Over the past few years, a remarkable number of sexual harassment victims have come forward with their stories, demanding consequences for their assailants and broad societal change. Each prominent allegation, however, has also set off a wave of questions – some posed in good faith, some distinctly not – about the rights of the accused. The national conversation has grown polarized, inflamed by a public narrative that wrongly presents feminism and fair process as warring interests.
Sexual Justice is an intervention, pointing the way to common ground. Drawing on core principles of civil rights law, and the personal experiences of victims and the accused, Alexandra Brodsky details how schools, workplaces, and other institutions can – indeed, must – address sexual harms in ways fair to all.
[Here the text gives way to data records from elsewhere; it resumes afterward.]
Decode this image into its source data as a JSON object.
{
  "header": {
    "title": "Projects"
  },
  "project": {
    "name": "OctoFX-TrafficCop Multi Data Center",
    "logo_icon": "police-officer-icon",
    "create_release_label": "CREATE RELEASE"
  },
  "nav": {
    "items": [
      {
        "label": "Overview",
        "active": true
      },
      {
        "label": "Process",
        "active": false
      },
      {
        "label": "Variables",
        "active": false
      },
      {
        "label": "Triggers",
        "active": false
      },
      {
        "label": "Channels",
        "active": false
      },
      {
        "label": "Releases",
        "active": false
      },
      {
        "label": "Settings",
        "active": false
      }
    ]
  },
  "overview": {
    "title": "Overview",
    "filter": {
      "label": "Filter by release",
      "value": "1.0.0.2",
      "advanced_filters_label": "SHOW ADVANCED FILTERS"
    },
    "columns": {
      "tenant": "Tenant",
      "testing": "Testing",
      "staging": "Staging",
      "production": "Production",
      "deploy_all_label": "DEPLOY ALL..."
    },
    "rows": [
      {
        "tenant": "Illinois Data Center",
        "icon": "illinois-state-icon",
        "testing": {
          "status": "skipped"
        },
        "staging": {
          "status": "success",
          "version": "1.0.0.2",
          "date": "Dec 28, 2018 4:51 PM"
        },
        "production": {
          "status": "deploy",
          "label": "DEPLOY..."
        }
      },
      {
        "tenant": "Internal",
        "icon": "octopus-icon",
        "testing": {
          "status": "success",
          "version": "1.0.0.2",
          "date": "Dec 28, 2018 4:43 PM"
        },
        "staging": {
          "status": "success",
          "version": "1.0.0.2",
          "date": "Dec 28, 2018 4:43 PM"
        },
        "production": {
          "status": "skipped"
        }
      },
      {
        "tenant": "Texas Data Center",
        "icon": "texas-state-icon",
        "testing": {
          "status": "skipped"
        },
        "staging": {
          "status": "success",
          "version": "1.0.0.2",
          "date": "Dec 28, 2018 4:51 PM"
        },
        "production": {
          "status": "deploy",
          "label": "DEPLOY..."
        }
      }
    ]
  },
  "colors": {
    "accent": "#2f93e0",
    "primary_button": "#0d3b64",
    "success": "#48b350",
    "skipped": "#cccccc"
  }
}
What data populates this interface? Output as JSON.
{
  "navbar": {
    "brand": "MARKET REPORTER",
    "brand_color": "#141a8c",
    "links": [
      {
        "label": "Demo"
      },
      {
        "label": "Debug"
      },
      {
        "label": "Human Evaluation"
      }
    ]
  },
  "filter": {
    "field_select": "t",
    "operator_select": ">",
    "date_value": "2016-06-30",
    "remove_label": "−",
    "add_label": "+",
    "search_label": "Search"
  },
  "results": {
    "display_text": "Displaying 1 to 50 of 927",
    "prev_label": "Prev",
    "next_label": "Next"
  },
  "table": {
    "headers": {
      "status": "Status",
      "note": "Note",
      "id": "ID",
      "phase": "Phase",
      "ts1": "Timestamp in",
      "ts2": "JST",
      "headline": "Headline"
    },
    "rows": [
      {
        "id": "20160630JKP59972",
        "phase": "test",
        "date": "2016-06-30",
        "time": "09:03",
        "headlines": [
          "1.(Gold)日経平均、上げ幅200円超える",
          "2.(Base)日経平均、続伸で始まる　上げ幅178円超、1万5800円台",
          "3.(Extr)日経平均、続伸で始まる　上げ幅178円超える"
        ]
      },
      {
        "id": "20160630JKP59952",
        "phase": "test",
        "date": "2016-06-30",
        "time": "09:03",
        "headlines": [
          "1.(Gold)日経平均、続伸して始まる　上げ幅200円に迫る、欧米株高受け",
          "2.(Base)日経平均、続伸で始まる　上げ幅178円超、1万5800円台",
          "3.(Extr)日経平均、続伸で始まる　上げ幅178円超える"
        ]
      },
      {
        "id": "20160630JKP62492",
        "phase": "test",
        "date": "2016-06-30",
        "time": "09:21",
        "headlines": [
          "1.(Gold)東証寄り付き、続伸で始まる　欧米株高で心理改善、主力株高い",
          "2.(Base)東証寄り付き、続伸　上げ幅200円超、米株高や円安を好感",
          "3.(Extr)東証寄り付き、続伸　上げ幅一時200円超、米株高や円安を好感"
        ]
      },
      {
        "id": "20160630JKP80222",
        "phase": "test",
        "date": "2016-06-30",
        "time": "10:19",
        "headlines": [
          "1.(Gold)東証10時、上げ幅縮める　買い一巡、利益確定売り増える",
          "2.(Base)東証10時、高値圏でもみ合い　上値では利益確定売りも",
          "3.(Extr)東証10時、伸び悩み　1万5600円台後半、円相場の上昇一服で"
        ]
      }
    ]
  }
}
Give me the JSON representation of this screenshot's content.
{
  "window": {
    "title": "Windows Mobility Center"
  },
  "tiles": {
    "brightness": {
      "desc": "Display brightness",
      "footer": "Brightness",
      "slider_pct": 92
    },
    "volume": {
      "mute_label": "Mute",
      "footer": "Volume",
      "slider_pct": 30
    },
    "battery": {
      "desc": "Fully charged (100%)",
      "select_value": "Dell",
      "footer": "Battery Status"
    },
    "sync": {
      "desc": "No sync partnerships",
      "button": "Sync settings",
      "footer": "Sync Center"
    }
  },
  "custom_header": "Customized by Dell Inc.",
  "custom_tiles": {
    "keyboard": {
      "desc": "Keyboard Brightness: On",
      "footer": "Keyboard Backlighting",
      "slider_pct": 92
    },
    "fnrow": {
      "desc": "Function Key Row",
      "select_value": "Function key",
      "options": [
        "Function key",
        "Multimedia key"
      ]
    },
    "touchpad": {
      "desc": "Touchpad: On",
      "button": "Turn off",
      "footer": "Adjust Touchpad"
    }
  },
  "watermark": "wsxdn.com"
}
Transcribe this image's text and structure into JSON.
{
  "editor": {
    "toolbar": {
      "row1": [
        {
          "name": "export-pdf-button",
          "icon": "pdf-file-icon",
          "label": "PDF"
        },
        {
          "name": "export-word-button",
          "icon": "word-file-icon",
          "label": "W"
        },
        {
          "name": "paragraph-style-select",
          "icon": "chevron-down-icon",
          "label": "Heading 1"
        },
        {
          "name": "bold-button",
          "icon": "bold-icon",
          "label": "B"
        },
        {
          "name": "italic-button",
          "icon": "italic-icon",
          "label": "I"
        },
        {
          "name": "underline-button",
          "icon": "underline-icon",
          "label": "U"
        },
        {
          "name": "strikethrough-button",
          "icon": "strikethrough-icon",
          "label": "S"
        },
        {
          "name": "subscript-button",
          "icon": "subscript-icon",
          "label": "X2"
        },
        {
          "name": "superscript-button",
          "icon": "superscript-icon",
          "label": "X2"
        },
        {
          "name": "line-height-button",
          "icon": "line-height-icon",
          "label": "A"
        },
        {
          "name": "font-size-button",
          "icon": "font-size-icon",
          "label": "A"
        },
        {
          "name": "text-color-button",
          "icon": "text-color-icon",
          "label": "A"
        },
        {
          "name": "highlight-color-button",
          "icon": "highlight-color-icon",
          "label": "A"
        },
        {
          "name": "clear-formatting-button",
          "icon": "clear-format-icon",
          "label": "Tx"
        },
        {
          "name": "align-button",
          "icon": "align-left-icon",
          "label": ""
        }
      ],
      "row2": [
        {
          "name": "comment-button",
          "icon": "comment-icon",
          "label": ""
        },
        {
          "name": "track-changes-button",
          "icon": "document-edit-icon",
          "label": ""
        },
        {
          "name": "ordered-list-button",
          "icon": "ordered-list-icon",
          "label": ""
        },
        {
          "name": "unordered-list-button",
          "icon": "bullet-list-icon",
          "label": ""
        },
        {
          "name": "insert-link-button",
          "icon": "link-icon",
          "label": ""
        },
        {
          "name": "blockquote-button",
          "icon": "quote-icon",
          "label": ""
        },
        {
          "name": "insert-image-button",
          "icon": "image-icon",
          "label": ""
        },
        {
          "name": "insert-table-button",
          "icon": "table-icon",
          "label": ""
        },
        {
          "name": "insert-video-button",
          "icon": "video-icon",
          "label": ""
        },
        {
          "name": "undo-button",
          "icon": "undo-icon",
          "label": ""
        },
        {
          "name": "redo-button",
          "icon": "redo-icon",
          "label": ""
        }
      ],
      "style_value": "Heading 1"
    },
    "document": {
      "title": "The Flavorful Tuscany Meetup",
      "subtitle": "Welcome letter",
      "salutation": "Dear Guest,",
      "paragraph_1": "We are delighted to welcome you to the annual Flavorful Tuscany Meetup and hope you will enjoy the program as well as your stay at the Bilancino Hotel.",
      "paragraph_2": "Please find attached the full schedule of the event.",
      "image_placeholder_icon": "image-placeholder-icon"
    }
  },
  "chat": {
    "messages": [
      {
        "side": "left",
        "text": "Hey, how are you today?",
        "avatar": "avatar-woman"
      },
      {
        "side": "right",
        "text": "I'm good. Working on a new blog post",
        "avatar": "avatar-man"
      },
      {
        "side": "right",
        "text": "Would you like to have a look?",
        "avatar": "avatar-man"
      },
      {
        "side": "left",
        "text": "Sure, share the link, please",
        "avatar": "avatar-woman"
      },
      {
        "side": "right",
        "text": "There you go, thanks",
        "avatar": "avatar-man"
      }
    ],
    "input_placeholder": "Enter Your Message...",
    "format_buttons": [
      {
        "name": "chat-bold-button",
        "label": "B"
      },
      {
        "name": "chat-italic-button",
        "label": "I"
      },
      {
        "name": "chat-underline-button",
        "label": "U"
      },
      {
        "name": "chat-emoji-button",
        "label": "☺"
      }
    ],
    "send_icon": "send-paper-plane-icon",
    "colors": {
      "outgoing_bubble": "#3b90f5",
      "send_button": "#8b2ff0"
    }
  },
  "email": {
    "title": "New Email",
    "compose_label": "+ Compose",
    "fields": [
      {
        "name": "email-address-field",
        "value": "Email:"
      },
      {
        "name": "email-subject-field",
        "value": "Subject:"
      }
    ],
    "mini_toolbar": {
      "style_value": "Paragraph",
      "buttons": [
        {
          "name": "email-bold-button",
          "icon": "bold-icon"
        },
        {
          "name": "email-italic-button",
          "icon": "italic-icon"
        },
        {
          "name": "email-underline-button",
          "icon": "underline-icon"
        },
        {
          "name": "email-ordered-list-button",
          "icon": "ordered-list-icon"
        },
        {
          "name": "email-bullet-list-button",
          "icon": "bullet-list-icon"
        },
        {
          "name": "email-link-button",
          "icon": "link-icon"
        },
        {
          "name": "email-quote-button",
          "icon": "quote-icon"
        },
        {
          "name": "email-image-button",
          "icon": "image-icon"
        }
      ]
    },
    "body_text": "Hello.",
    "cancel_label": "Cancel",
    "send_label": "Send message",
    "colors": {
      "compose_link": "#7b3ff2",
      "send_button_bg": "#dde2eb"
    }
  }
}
She shows why these allegations cannot be left to police and prosecutors alone, and outlines the key principles of fair proceedings outside the courts. Brodsky explains how contemporary debates continue the long, sexist history of “rape exceptionalism,” in which sexual allegations are treated as uniquely suspect. And she calls on readers to resist the anti-feminist backlash that hijacks the rhetoric of due process to protect male impunity.
Vivid and eye-opening, at once intellectually rigorous and profoundly empathetic, Sexual Justice clears up common misunderstandings about sexual harassment, traces the forgotten histories that underlie our current predicament, and illuminates the way to a more just world.